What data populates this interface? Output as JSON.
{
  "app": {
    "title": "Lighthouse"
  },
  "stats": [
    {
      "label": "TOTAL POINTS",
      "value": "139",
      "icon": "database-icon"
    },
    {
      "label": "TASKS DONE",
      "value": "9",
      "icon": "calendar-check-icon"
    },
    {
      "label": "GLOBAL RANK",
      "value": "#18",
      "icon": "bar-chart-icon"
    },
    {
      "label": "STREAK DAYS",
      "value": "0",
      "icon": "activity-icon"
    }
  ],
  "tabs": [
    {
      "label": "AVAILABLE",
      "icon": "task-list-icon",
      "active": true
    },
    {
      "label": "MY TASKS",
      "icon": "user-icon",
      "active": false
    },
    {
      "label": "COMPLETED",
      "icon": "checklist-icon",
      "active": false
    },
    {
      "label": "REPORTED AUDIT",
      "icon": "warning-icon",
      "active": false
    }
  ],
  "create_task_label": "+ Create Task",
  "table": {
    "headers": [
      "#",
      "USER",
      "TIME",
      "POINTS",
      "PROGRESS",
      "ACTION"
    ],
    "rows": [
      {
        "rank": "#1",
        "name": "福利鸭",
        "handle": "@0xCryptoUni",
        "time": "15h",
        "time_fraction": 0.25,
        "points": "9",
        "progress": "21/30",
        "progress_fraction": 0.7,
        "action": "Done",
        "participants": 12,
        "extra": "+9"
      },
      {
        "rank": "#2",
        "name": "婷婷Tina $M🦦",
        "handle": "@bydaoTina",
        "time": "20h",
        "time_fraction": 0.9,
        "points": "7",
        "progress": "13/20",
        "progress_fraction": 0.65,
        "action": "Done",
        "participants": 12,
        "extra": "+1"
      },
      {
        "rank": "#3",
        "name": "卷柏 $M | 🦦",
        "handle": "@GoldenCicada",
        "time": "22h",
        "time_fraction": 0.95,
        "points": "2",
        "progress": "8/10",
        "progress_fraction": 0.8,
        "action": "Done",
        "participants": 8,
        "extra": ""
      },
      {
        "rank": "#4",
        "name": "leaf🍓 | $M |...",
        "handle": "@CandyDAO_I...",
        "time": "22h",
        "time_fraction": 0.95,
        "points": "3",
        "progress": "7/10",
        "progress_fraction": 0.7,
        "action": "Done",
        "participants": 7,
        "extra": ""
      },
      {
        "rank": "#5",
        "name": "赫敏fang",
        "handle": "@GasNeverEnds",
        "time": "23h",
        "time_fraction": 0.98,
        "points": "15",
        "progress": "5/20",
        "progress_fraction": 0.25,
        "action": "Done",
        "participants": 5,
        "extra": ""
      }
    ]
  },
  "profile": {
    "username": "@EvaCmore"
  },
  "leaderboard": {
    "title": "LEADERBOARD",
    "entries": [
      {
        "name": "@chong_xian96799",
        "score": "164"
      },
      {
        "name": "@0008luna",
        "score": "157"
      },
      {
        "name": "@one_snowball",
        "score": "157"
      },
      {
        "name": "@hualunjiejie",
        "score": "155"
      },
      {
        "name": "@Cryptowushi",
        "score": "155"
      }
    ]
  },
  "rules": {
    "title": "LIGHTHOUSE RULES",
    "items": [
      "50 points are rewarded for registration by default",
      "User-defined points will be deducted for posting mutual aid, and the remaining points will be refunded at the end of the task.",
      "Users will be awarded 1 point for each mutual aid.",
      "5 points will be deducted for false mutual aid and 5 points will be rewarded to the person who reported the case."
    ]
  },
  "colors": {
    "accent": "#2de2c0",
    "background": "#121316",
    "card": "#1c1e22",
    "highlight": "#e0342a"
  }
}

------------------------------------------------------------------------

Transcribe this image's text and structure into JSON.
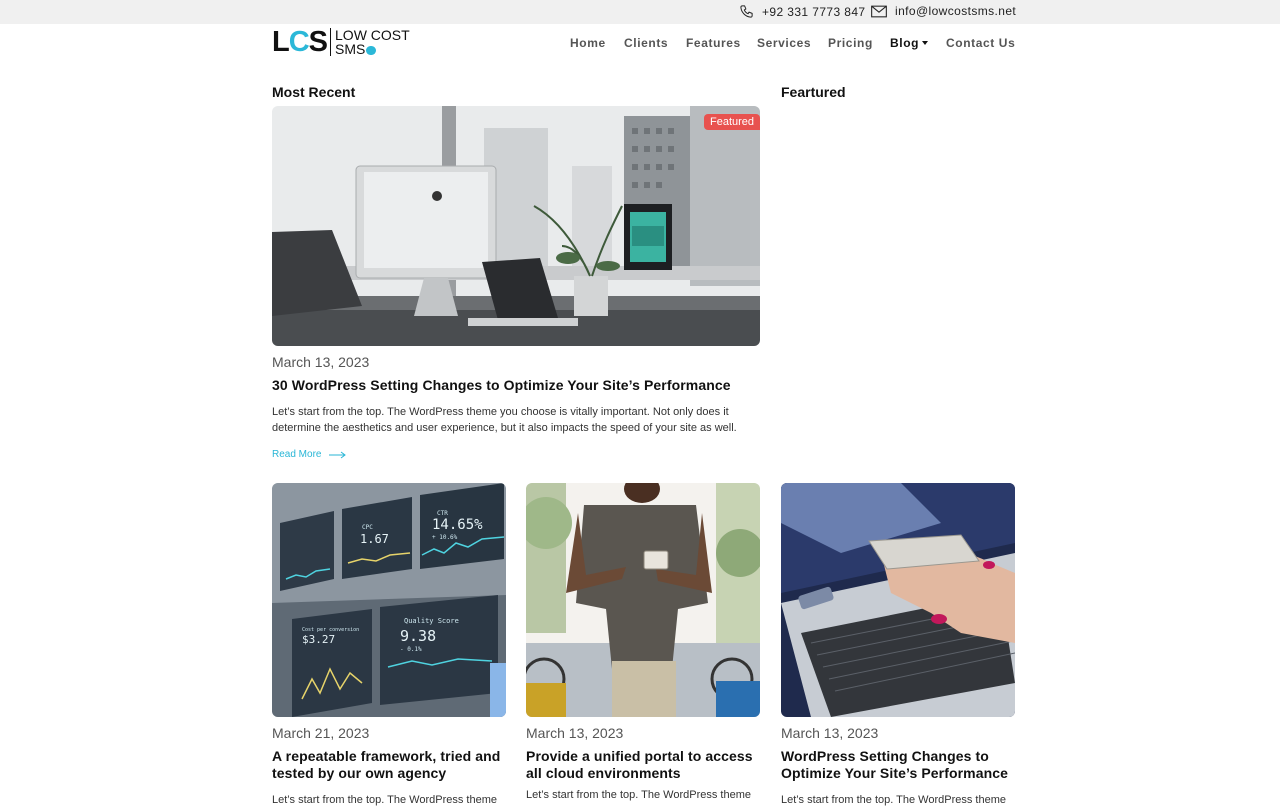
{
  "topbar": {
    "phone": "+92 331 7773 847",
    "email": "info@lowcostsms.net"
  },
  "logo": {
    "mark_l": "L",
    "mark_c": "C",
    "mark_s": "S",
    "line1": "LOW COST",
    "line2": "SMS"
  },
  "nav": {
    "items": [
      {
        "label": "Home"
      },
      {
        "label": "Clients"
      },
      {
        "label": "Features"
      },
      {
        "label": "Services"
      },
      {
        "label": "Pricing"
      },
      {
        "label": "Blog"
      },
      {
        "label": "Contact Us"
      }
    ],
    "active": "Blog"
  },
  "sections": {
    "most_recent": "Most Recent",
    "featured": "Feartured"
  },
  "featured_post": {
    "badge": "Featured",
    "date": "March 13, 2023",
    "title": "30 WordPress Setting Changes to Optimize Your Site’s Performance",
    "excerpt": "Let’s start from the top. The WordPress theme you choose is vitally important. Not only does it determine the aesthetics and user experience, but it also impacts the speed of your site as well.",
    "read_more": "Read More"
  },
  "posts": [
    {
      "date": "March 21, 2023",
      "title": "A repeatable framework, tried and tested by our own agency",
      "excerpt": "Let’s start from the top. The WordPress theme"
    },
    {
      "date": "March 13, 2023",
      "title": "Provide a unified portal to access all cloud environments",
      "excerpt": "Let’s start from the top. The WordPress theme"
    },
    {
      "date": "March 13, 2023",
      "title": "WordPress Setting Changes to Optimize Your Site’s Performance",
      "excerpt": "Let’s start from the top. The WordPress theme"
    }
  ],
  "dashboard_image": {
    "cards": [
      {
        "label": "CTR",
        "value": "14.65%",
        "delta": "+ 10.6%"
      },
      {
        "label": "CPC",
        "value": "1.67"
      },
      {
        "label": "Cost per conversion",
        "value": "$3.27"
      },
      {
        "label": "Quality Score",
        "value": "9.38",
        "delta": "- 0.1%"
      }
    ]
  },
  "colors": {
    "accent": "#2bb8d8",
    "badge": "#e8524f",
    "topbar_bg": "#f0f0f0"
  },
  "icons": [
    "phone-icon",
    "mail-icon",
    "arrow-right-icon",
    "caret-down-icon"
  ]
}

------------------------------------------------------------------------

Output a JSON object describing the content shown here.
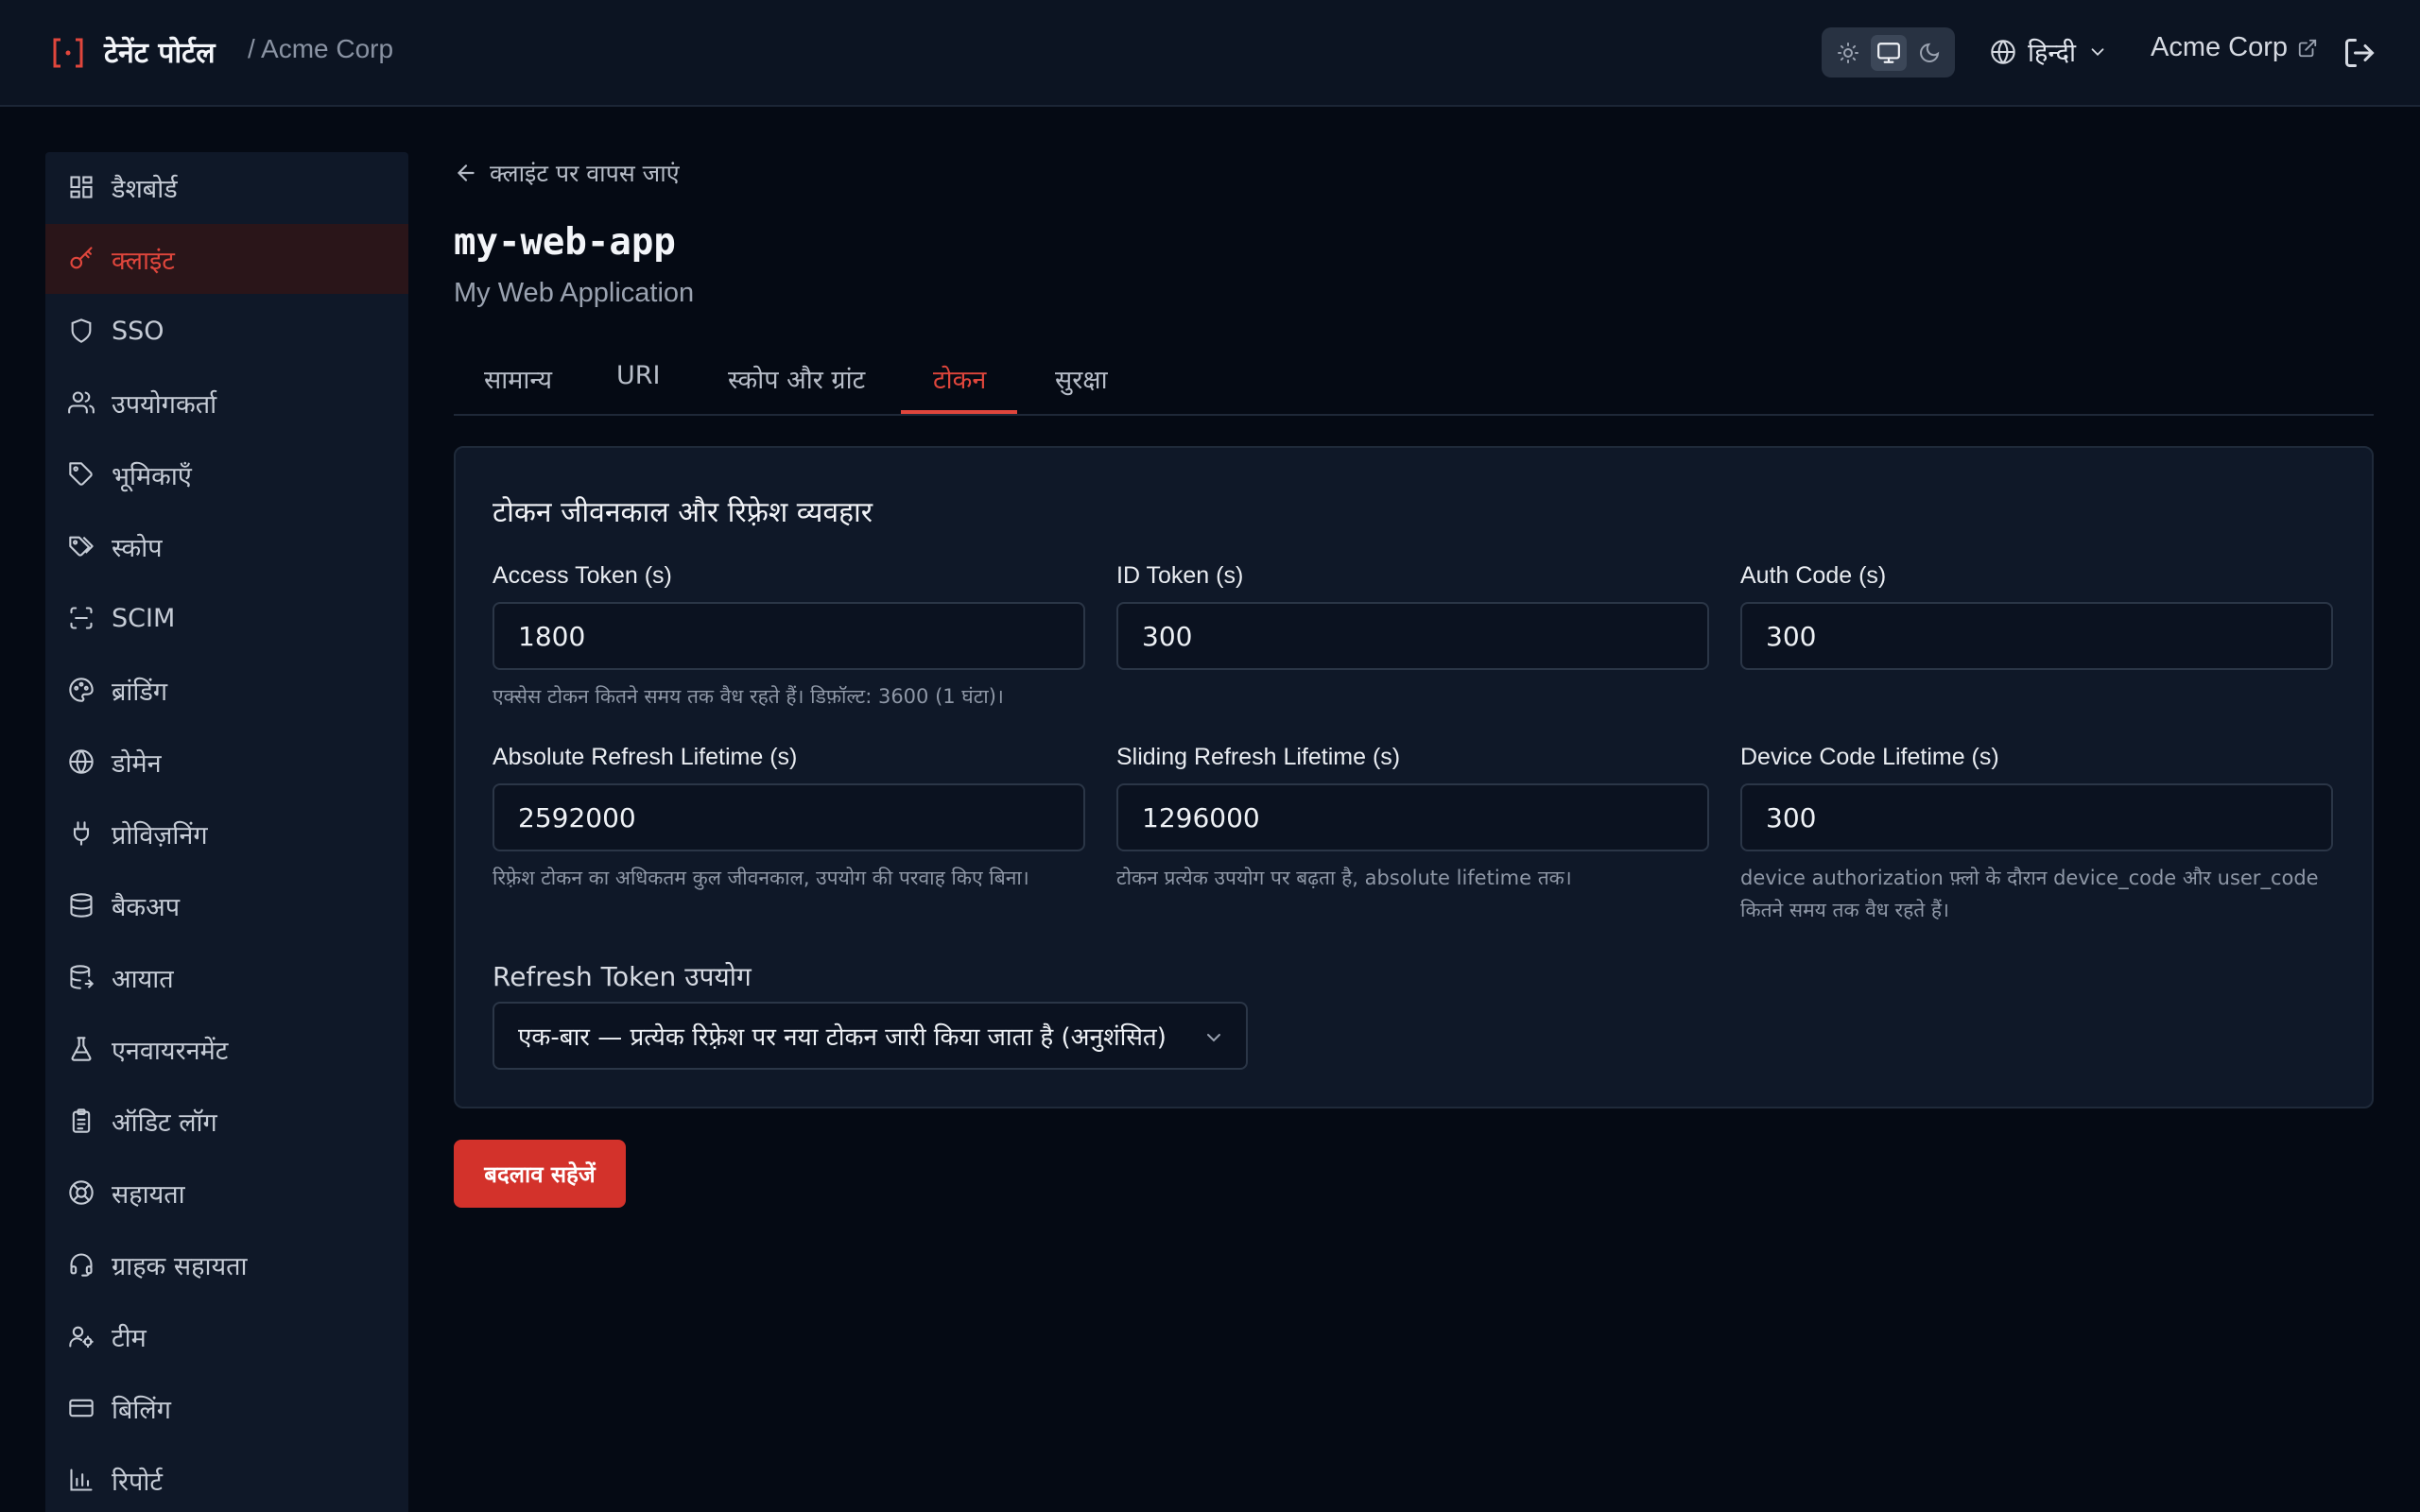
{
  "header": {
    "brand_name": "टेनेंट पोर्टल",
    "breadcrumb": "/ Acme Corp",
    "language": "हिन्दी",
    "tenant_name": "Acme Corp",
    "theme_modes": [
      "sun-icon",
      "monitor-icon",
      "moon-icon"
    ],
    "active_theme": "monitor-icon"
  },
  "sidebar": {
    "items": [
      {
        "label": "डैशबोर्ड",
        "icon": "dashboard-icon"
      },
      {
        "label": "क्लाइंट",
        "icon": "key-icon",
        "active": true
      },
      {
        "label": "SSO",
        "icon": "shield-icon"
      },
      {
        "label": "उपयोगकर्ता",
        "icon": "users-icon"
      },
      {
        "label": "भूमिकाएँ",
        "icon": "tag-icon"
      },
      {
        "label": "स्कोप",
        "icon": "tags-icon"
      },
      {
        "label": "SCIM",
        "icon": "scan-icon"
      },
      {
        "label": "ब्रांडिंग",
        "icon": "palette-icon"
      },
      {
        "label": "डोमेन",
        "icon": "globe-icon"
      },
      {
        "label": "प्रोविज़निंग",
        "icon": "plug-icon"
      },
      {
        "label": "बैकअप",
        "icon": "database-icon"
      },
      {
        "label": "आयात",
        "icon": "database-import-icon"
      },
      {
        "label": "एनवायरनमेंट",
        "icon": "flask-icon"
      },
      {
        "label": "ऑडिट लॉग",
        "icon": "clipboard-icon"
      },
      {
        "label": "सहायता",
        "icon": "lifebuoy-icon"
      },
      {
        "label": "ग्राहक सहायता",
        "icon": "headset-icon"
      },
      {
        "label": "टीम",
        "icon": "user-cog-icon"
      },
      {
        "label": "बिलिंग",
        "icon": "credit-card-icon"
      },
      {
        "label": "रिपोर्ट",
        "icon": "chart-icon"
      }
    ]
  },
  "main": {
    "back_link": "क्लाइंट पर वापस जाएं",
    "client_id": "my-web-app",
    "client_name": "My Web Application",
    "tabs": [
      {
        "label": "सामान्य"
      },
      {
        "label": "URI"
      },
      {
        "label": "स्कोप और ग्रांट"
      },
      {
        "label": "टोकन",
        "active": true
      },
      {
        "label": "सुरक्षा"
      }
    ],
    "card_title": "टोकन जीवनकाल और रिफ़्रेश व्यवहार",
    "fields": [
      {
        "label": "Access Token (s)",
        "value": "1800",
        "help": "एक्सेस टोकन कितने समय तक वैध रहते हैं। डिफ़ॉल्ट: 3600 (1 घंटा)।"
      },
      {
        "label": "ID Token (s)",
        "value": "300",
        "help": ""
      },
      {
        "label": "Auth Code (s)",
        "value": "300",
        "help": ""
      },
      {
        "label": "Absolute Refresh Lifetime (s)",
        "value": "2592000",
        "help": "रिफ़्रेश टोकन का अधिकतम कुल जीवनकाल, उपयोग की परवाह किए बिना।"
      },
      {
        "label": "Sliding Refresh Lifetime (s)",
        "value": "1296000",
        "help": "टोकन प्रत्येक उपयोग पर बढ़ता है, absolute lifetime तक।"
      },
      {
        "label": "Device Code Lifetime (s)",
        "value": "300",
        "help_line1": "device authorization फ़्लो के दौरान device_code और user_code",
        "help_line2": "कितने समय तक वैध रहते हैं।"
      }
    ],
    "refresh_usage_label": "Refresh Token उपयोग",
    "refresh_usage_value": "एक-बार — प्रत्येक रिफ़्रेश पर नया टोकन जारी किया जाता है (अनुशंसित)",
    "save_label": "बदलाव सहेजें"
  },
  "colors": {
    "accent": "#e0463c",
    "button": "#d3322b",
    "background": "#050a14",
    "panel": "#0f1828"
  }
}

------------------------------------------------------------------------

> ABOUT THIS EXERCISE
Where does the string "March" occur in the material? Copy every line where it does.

> WRITTEN RESPONSE
    "date": "March 13, 2023",
      "date": "March 21, 2023",
      "date": "March 13, 2023",
      "date": "March 13, 2023",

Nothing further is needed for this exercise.